"To me, it gives an option to a person, to a tenant, who wants to get out of a lease, " Joyner said.
The bill, which is headed to the governor, gives landlords the opportunity to legally charge renters up to two months' rent when they move out early, even if the landlord has found a new tenant to make up lost rent.
In the past, landlords who did that left themselves open to lawsuits on grounds they charged double rent. In eight recent class-action lawsuit settlements, West Palm Beach attorney Rod Tennyson helped remove $85-million from residents' credit reports as a result of such fees.
But supporters like Joyner latched onto a clause that would allow renters to specifically reject or accept an agreement to pay the fee before they signed a lease.
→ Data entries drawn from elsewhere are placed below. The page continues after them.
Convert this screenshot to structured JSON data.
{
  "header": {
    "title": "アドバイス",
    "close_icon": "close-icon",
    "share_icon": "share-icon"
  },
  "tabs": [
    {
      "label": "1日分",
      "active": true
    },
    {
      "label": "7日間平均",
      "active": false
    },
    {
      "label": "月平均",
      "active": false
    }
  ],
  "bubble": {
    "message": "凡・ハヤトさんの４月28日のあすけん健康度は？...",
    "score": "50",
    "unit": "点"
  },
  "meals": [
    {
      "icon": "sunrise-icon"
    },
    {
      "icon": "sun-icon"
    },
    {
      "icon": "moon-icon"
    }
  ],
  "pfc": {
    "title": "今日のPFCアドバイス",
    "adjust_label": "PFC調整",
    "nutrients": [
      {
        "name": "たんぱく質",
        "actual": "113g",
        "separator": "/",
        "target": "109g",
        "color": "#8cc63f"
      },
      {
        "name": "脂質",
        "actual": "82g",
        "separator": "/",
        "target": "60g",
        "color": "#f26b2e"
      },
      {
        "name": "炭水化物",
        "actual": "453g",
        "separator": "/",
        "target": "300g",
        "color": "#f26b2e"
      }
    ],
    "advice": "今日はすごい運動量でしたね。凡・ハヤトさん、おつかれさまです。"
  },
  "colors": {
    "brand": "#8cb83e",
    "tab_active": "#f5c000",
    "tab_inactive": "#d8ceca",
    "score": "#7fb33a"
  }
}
But Tennyson said it's not much of a choice. Ultimately, the landlord is in a position of power to decide that if the prospective tenant doesn't agree to the provision, the landlord doesn't have to rent to that person.
"It's still an anticonsumer bill, " Tennyson said Tuesday.
Last year, renters perhaps had no louder supporter than Sen. Dave Aronberg, D-Greenacres. Since then, he's become a landlord, and his support for HB1277 was so loud he spoke on its behalf in committee when Joyner wasn't available. He said the worst parts of the bill have been removed.
ACORN, an umbrella organization representing low- and middle-income neighborhood groups, voiced some opposition to the measure as it traveled through committee to the floor.
Beverley Campbell, an ACORN volunteer, called the legislation legalized extortion and said she expected to be among those pleading with the governor for a veto.
Rep. Joyce Cusack, D-Deland, said she couldn't explain Democratic support for the bill. "And my roommate sponsored it in the Senate!" she said, referring to Joyner.
"Why should a landlord have rent from two renters? It's a bad bill."
Tennyson suspects the main tide turner was the Florida Apartment Association's newest lobbyist, Ron Book, who is considered one of Tallahassee's most influential.
Campbell said she wasn't especially surprised by the lack of resistance from within the Legislature.
"Basically, if they don't hear enough people making enough noise, it's overshadowed by the moneymakers, " she said.